Ok so since the beginning of the course, I have been searching for Uncle Walt. It has been a bit of an arduous journey. I’ve found Walt Whitman, the cocky eyed rambling prophet with the rakish tilt to his hat and the slightly expanded crotch of the 1855 edition. I’ve found the gospel according to Walt, the 1867 workshop edition, which is set up by chapter and verse. I’ve found the grieving Walt and the nurse Walt, the Good Grey Poet Walt and soldier-eyed Walt, the gay Walt and the ‘we swear that he is homosocial’ Walt. What has been missing though is the Walt Whitman referenced in the scene in ‘Dead Poets Society’ where Robin Williams makes the shy kid get up to write poetry. We have been missing our snaggletoothed mad man.

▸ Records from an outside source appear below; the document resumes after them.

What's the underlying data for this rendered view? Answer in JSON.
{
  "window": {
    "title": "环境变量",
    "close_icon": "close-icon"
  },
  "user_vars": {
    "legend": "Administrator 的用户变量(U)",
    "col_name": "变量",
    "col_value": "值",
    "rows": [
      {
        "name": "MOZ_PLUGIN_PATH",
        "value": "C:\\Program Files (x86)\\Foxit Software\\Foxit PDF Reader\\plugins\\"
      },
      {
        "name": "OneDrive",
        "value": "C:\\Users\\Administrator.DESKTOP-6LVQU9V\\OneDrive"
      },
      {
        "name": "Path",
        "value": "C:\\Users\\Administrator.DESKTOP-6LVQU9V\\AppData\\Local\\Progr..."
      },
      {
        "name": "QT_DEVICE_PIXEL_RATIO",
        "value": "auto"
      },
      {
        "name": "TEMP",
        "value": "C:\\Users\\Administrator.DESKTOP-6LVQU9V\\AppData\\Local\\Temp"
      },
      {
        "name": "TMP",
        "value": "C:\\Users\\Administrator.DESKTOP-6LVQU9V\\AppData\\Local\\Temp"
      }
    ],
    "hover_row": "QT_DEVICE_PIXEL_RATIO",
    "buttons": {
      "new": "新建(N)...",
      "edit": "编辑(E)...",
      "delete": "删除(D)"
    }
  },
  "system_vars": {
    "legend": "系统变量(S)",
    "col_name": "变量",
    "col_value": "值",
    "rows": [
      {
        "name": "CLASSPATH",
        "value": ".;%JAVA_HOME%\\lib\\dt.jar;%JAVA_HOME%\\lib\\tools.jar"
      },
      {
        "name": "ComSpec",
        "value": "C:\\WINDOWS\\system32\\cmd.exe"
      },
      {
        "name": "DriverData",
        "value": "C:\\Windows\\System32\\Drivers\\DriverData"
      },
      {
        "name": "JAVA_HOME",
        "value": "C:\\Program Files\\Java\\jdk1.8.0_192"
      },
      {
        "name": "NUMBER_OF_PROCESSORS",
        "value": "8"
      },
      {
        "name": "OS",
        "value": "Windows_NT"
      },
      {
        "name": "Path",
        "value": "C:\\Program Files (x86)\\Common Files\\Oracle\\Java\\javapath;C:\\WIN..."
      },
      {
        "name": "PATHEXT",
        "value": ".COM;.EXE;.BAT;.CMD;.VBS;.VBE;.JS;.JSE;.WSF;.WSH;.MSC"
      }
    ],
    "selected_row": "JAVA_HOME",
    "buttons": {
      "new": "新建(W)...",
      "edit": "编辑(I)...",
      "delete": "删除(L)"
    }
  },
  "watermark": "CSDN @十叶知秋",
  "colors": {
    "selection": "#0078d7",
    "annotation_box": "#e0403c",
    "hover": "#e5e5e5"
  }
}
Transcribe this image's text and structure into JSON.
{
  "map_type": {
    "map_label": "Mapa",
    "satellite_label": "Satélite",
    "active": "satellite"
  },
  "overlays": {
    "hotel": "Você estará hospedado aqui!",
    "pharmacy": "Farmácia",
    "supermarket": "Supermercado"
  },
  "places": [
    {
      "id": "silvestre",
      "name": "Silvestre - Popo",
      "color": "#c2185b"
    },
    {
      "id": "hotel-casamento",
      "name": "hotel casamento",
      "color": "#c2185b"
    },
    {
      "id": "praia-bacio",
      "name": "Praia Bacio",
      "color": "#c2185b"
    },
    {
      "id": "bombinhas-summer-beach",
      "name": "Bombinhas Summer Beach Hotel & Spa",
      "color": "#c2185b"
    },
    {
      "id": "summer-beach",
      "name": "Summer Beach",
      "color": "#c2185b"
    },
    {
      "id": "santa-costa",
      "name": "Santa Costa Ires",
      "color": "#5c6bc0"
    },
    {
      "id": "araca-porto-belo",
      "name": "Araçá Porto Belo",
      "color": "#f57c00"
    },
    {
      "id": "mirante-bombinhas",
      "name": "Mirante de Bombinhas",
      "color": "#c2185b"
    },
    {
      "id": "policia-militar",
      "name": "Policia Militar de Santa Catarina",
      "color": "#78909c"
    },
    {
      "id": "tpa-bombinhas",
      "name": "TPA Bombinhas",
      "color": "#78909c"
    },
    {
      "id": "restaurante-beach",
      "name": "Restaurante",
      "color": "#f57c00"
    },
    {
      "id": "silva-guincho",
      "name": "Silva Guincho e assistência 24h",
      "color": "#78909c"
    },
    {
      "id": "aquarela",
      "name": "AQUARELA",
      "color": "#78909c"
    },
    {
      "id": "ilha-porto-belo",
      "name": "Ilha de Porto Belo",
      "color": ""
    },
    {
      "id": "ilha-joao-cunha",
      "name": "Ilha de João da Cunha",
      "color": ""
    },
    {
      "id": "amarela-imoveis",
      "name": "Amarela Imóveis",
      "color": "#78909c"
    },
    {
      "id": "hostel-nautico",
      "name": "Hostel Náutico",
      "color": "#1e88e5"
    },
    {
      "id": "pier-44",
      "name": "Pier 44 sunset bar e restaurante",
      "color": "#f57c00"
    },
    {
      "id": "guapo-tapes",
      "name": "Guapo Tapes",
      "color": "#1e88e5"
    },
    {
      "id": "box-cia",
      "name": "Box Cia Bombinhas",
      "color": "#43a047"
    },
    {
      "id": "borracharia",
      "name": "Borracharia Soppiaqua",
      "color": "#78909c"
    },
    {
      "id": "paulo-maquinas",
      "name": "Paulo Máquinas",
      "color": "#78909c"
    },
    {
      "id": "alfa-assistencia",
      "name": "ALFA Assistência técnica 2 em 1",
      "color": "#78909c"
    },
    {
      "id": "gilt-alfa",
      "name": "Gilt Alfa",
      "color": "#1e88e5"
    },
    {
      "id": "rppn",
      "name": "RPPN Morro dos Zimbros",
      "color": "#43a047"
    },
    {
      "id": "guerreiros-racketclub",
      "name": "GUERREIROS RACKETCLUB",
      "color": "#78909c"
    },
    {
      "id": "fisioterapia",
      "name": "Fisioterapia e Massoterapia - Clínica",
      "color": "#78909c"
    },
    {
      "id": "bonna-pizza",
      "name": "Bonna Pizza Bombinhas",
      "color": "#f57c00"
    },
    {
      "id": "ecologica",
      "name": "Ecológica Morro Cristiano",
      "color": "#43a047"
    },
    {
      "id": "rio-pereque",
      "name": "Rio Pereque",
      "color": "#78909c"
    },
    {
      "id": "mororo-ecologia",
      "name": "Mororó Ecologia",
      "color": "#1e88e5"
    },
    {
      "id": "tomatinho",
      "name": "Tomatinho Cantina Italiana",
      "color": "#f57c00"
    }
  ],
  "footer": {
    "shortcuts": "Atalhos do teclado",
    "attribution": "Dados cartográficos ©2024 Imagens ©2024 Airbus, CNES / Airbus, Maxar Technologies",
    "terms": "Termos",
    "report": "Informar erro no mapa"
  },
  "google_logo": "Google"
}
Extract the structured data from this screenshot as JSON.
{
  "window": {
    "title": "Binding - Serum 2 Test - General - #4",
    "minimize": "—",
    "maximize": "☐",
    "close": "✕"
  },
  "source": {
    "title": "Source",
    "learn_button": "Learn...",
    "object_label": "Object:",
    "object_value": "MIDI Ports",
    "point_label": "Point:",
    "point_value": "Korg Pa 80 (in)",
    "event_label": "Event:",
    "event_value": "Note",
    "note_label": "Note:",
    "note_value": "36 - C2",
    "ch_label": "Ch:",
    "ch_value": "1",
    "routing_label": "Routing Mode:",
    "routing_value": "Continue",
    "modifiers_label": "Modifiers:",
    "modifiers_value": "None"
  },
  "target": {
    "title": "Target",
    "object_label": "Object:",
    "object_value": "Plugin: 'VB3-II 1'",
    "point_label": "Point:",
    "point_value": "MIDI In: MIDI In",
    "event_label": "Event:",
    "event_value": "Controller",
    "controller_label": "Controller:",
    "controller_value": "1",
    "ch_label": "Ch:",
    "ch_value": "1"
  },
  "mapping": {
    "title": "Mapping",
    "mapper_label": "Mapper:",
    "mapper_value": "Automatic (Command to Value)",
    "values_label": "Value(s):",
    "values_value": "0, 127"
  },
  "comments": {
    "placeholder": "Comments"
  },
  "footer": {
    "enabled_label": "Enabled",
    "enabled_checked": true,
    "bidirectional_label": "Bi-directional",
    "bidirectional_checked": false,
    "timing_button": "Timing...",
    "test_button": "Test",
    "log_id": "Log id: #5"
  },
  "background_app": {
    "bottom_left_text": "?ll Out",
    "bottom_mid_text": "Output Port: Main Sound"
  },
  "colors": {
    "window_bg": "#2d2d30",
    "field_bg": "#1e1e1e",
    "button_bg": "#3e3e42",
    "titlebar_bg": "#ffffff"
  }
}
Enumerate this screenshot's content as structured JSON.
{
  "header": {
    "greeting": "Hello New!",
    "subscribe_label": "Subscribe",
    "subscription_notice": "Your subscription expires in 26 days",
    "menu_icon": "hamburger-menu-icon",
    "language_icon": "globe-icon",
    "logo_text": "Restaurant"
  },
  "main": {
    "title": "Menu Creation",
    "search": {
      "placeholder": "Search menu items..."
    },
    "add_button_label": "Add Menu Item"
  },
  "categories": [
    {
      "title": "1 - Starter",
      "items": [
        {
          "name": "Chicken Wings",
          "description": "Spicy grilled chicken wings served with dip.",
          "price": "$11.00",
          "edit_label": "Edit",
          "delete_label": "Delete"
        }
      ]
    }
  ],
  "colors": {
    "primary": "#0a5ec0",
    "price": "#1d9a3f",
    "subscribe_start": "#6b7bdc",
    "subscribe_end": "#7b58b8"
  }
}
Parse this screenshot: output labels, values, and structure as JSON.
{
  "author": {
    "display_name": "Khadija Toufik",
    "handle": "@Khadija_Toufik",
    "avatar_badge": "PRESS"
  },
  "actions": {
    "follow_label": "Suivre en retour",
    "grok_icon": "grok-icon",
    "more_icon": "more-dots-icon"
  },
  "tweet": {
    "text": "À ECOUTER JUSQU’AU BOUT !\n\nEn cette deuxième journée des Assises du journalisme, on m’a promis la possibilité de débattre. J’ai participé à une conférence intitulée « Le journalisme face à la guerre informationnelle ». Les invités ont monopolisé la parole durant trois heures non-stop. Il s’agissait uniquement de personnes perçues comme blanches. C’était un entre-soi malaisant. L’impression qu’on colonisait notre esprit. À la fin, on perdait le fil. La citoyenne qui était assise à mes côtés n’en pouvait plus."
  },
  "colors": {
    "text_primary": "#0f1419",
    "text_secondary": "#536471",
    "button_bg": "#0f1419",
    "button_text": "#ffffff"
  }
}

Thank you death-bed edition for finally finding Uncle Walt for me. While not my favorite version, of ‘Leaves’, that honor goes to the rambling chaos of the 1855 edition, I can see why this is the authoritative text that most scholars go to. This has the feeling of a more polished laid back Whitman. Where as the 1855 version takes the reader by the collar and drags him or her through the poem, kicking and screaming if necessary, and the 1867 version preaches from Whitmanic heights. The death-bed edition is one where the speaker Whitman is sitting in a rocking chair on a front porch somewhere telling a listener everything he has seen, and we know he’s seen it because the wrinkles in his face tell us so, and this is cosigned by the slight limp in the left side of his face from the stroke. He does not need to be prophet or witness or mourner, here I think we see some of a columniation of Whitman’s voice in Whitman the storyteller.
Now this is not to deny Whitman some of the boyish excitement that he had in the 1855 version, there is still plenty of that now; the cocky sparkle never quite left the eye. There is still the crazy listing and the deluge of exclamation marks. Also he has not abandoned all the control he grasped for in the workshop edition. There is still structure, but it is not near the extreme level seen there. The biggest change though is how I feel about the ego in the older Whitman. Whitman the young prophet wears his confidence a bit like locusts and honey; he is there, he is in your face, smirking, and there is a certain roguish charm in his arrogance. There is not the overbearing necessity to the voice that the workshop edition saw. Uncle Walt the Storyteller carries his arrogance at a nice middle, and although I tend to avoid reading to much of the author into his work, as I feel that if you don’t look at the work and the author separately in addition to as a unit, something can get missed (blame Professor Harding for that one), I am willing to give Walt his confidence based on age for this. He has lived his long life, and now nearing the end, this good grey old man sitting on a rocking chair is telling his story.